-- Work order --
Whenever a picture appears, leave it out while repeating all the other data exactly.

Element data from apps and pages
****************

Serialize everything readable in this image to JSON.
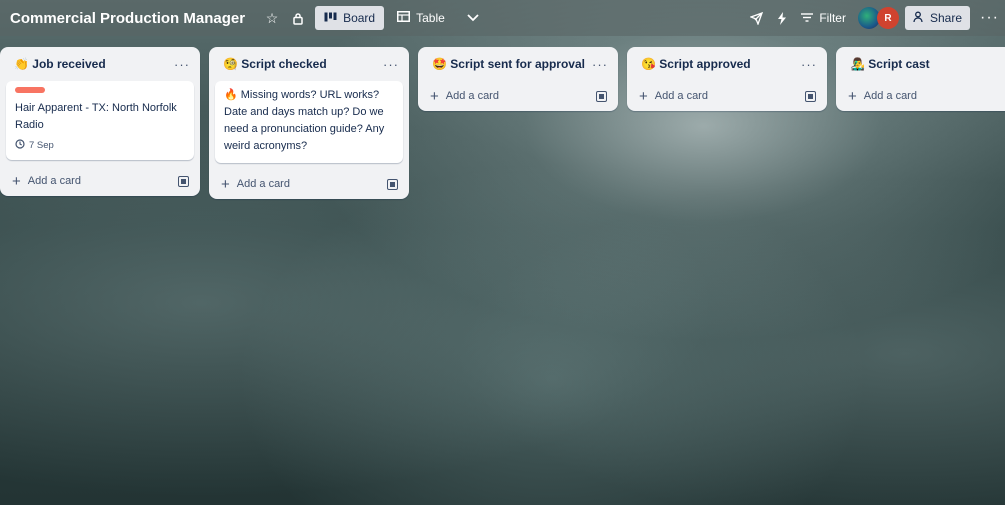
{
  "board": {
    "title": "Commercial Production Manager"
  },
  "views": [
    {
      "label": "Board",
      "icon": "board-icon"
    },
    {
      "label": "Table",
      "icon": "table-icon"
    }
  ],
  "header_actions": {
    "filter_label": "Filter",
    "share_label": "Share",
    "avatar_initial": "R"
  },
  "lists": [
    {
      "title": "👏 Job received",
      "cards": [
        {
          "label_color": "#f87462",
          "title": "Hair Apparent - TX: North Norfolk Radio",
          "date": "7 Sep"
        }
      ],
      "add_label": "Add a card"
    },
    {
      "title": "🧐 Script checked",
      "cards": [
        {
          "title": "🔥 Missing words? URL works? Date and days match up? Do we need a pronunciation guide? Any weird acronyms?"
        }
      ],
      "add_label": "Add a card"
    },
    {
      "title": "🤩 Script sent for approval",
      "cards": [],
      "add_label": "Add a card"
    },
    {
      "title": "😘 Script approved",
      "cards": [],
      "add_label": "Add a card"
    },
    {
      "title": "👨‍🎤 Script cast",
      "cards": [],
      "add_label": "Add a card"
    }
  ],
  "colors": {
    "accent": "#f87462",
    "list_bg": "#f1f2f4",
    "text": "#172b4d"
  }
}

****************

-- Solution to the problem --
Serialize everything readable in this image to JSON.
{
  "board": {
    "title": "Commercial Production Manager"
  },
  "views": [
    {
      "label": "Board",
      "icon": "board-icon"
    },
    {
      "label": "Table",
      "icon": "table-icon"
    }
  ],
  "header_actions": {
    "filter_label": "Filter",
    "share_label": "Share",
    "avatar_initial": "R"
  },
  "lists": [
    {
      "title": "👏 Job received",
      "cards": [
        {
          "label_color": "#f87462",
          "title": "Hair Apparent - TX: North Norfolk Radio",
          "date": "7 Sep"
        }
      ],
      "add_label": "Add a card"
    },
    {
      "title": "🧐 Script checked",
      "cards": [
        {
          "title": "🔥 Missing words? URL works? Date and days match up? Do we need a pronunciation guide? Any weird acronyms?"
        }
      ],
      "add_label": "Add a card"
    },
    {
      "title": "🤩 Script sent for approval",
      "cards": [],
      "add_label": "Add a card"
    },
    {
      "title": "😘 Script approved",
      "cards": [],
      "add_label": "Add a card"
    },
    {
      "title": "👨‍🎤 Script cast",
      "cards": [],
      "add_label": "Add a card"
    }
  ],
  "colors": {
    "accent": "#f87462",
    "list_bg": "#f1f2f4",
    "text": "#172b4d"
  }
}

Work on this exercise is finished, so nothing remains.